[Entries from a dataset of interfaces]
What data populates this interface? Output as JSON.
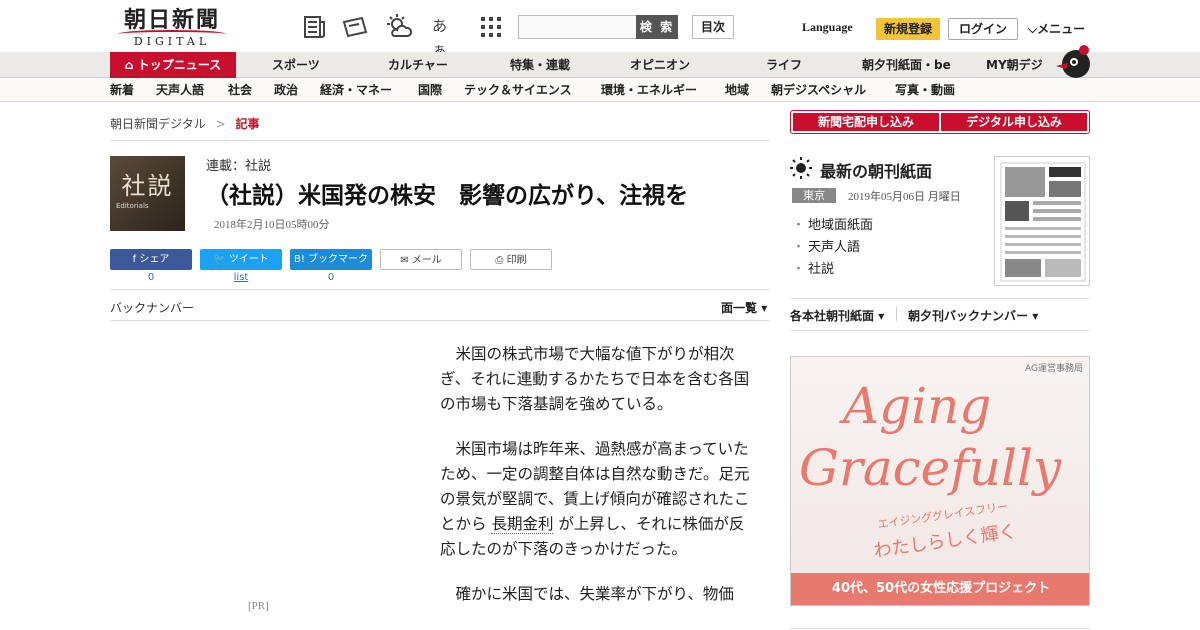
{
  "header": {
    "logo_main": "朝日新聞",
    "logo_sub": "DIGITAL",
    "search_placeholder": "",
    "search_button": "検 索",
    "toc_button": "目次",
    "language": "Language",
    "signup": "新規登録",
    "login": "ログイン",
    "menu": "メニュー",
    "icons": [
      "newspaper-icon",
      "coupon-icon",
      "weather-icon",
      "font-size-icon",
      "grid-menu-icon"
    ],
    "font_icon_text": "あぁ"
  },
  "nav1": [
    "トップニュース",
    "スポーツ",
    "カルチャー",
    "特集・連載",
    "オピニオン",
    "ライフ",
    "朝夕刊紙面・be",
    "MY朝デジ"
  ],
  "nav2": [
    "新着",
    "天声人語",
    "社会",
    "政治",
    "経済・マネー",
    "国際",
    "テック＆サイエンス",
    "環境・エネルギー",
    "地域",
    "朝デジスペシャル",
    "写真・動画"
  ],
  "breadcrumb": {
    "home": "朝日新聞デジタル",
    "sep": ">",
    "current": "記事"
  },
  "article": {
    "logo_kanji": "社説",
    "logo_en": "Editorials",
    "series": "連載：社説",
    "title": "（社説）米国発の株安　影響の広がり、注視を",
    "date": "2018年2月10日05時00分",
    "share": [
      {
        "label": "シェア",
        "count": "0",
        "color": "#3b5998"
      },
      {
        "label": "ツイート",
        "count": "list",
        "color": "#1da1f2"
      },
      {
        "label": "ブックマーク",
        "count": "0",
        "color": "#1a8cd8"
      },
      {
        "label": "メール",
        "count": ""
      },
      {
        "label": "印刷",
        "count": ""
      }
    ],
    "back_number": "バックナンバー",
    "page_list": "面一覧",
    "pr": "[PR]",
    "p1": "米国の株式市場で大幅な値下がりが相次ぎ、それに連動するかたちで日本を含む各国の市場も下落基調を強めている。",
    "p2a": "米国市場は昨年来、過熱感が高まっていたため、一定の調整自体は自然な動きだ。足元の景気が堅調で、賃上げ傾向が確認されたことから",
    "p2link": "長期金利",
    "p2b": "が上昇し、それに株価が反応したのが下落のきっかけだった。",
    "p3": "確かに米国では、失業率が下がり、物価"
  },
  "sidebar": {
    "btn1": "新聞宅配申し込み",
    "btn2": "デジタル申し込み",
    "latest_title": "最新の朝刊紙面",
    "region": "東京",
    "paper_date": "2019年05月06日 月曜日",
    "links": [
      "地域面紙面",
      "天声人語",
      "社説"
    ],
    "link_a": "各本社朝刊紙面",
    "link_b": "朝夕刊バックナンバー"
  },
  "ad": {
    "sponsor": "AG運営事務局",
    "word1": "Aging",
    "word2": "Gracefully",
    "kana": "エイジンググレイスフリー",
    "tagline": "わたしらしく輝く",
    "bottom": "40代、50代の女性応援プロジェクト"
  },
  "colors": {
    "brand_red": "#c8102e",
    "signup_yellow": "#f3c437",
    "ad_coral": "#e8796f"
  }
}
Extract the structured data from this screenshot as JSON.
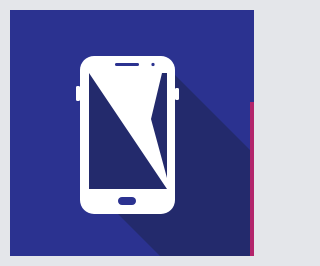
{
  "icon": {
    "name": "smartphone-icon",
    "colors": {
      "frame_background": "#e4e6ea",
      "tile_background": "#2b3290",
      "long_shadow": "#232a6c",
      "phone_body": "#ffffff",
      "screen_dark": "#232a6c",
      "accent_stripe": "#b3246b"
    }
  }
}
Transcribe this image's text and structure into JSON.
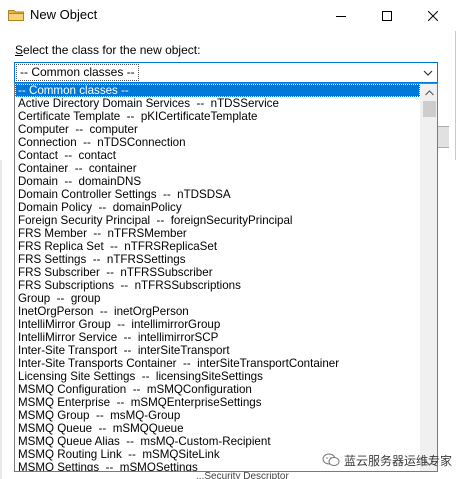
{
  "window": {
    "title": "New Object",
    "minimize_glyph": "—",
    "close_glyph": "✕"
  },
  "prompt": {
    "accel": "S",
    "rest": "elect the class for the new object:"
  },
  "combo": {
    "value": "-- Common classes --"
  },
  "list": {
    "selected_index": 0,
    "items": [
      "-- Common classes --",
      "Active Directory Domain Services  --  nTDSService",
      "Certificate Template  --  pKICertificateTemplate",
      "Computer  --  computer",
      "Connection  --  nTDSConnection",
      "Contact  --  contact",
      "Container  --  container",
      "Domain  --  domainDNS",
      "Domain Controller Settings  --  nTDSDSA",
      "Domain Policy  --  domainPolicy",
      "Foreign Security Principal  --  foreignSecurityPrincipal",
      "FRS Member  --  nTFRSMember",
      "FRS Replica Set  --  nTFRSReplicaSet",
      "FRS Settings  --  nTFRSSettings",
      "FRS Subscriber  --  nTFRSSubscriber",
      "FRS Subscriptions  --  nTFRSSubscriptions",
      "Group  --  group",
      "InetOrgPerson  --  inetOrgPerson",
      "IntelliMirror Group  --  intellimirrorGroup",
      "IntelliMirror Service  --  intellimirrorSCP",
      "Inter-Site Transport  --  interSiteTransport",
      "Inter-Site Transports Container  --  interSiteTransportContainer",
      "Licensing Site Settings  --  licensingSiteSettings",
      "MSMQ Configuration  --  mSMQConfiguration",
      "MSMQ Enterprise  --  mSMQEnterpriseSettings",
      "MSMQ Group  --  msMQ-Group",
      "MSMQ Queue  --  mSMQQueue",
      "MSMQ Queue Alias  --  msMQ-Custom-Recipient",
      "MSMQ Routing Link  --  mSMQSiteLink",
      "MSMQ Settings  --  mSMQSettings"
    ]
  },
  "watermark": {
    "text": "蓝云服务器运维专家"
  },
  "background": {
    "partial_text": "...Security Descriptor"
  },
  "colors": {
    "selection": "#0078d7",
    "combo_border": "#0078d7",
    "scroll_track": "#f0f0f0",
    "scroll_thumb": "#cdcdcd"
  }
}
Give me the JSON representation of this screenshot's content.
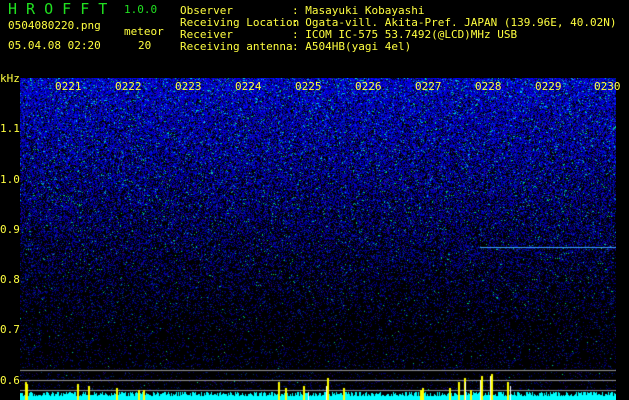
{
  "header": {
    "app_title": "H R O F F T",
    "version": "1.0.0",
    "filename": "0504080220.png",
    "datetime": "05.04.08 02:20",
    "meteor_label": "meteor",
    "meteor_count": "20"
  },
  "info": [
    {
      "label": "Observer",
      "value": ": Masayuki Kobayashi"
    },
    {
      "label": "Receiving Location",
      "value": ": Ogata-vill. Akita-Pref. JAPAN (139.96E, 40.02N)"
    },
    {
      "label": "Receiver",
      "value": ": ICOM IC-575 53.7492(@LCD)MHz USB"
    },
    {
      "label": "Receiving antenna",
      "value": ": A504HB(yagi 4el)"
    }
  ],
  "axis": {
    "unit": "kHz",
    "y_ticks": [
      "1.1",
      "1.0",
      "0.9",
      "0.8",
      "0.7",
      "0.6"
    ],
    "time_ticks": [
      "0221",
      "0222",
      "0223",
      "0224",
      "0225",
      "0226",
      "0227",
      "0228",
      "0229",
      "0230"
    ]
  },
  "colors": {
    "text": "#ffff40",
    "title": "#20e020",
    "noise": "#2020c0",
    "histogram": "#00ffff",
    "spike": "#ffff00"
  }
}
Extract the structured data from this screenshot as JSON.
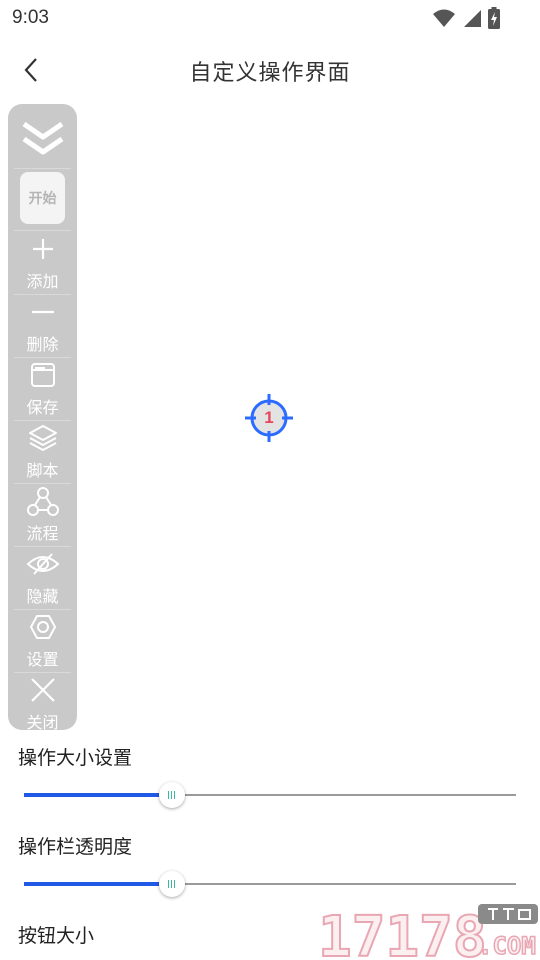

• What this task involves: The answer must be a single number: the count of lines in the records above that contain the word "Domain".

• Exercise response: 4